Indian electric mobility company Ola Electric has always been about innovating and manufacturing its products locally. With ideals such as sustainability, women empowerment, and local manufacturing at its core, Ola’s mega factory churns out two-wheelers that are, for the most part, entirely Indian-made. Soon, this will include the scooter’s battery, something Ola Electric has developed and engineered in house.
The CEO of Ola Electric, Bhavish Aggarwal, released a picture of a lithium-ion battery cell, which he says is the first battery made in-house by the business. By 2023, Ola hopes to start manufacturing its NMC 21700 cell in bulk at its Gigafactory. Aggarwal also disclosed that the company's plan for cell technology will be expanded. This suggests that starting in 2023, Ola will assemble its batteries using its own cells, which could lower the cost of the battery as a whole.

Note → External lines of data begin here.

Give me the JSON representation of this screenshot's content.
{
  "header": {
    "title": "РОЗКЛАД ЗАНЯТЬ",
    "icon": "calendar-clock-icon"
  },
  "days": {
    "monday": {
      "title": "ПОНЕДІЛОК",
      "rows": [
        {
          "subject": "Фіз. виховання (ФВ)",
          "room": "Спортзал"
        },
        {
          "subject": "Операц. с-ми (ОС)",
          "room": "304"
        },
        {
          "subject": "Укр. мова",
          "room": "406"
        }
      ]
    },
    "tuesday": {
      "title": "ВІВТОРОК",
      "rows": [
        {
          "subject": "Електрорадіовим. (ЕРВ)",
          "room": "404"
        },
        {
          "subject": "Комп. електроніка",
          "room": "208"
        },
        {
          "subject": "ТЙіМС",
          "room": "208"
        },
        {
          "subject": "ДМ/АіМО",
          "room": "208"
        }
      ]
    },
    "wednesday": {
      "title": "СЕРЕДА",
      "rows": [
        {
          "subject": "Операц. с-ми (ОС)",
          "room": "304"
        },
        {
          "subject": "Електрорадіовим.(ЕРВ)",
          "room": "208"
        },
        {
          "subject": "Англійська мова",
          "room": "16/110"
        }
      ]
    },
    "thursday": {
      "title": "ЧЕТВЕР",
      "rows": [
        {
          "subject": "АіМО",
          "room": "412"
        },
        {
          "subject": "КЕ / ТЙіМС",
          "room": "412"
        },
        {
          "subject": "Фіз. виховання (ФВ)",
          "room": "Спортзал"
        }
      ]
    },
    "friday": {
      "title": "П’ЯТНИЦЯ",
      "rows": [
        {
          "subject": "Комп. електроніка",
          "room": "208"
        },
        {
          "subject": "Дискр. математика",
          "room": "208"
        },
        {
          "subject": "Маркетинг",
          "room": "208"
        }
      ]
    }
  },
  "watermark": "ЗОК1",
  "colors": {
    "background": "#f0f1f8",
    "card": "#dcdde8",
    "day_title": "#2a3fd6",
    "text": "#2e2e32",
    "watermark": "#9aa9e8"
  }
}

On the cathode side of this Ola cell are nickel, manganese, and cobalt (NMC), while on the anode side are silicon and graphite. The cell's ability to store more energy in a given area and to improve its overall lifetime are both made possible by the exact chemistry and materials employed. Ola asserts that this cell was created with consideration for the weather in India—meaning it should be able to withstand the sweltering heat of the summer. Owners' overall cost of ownership would significantly decrease if the new cell can hold more charge as Ola says. However, the business has not provided any technical details on this new battery cell.
For its electric scooters, Ola Electric currently purchases battery cells from LG Chem in South Korea. The most expensive part of an EV is its battery, and producing it locally may reduce prices by about 30 percent. Ola Electric's plan included developing the battery cells in-house from the beginning, and it's good to see that these plans are now taking shape. The S1 scooter kept the external battery cells because it is built on the Etergo AppScooter, a platform which Ola Electric acquired prior to developing the S1.
This could soon change, when Ola Electric begins mass-producing its battery packs. As things stand, the Ola S1 is already a very affordable electric two-wheeler retailing for as low as the equivalent of $1,100 USD. This means that the price of the S1 electric scooter could drop even further—to around the $700 to $800 USD mark, should the new batteries prove to be cost-effective. A quick video summary of the Ola S1 can be watched below.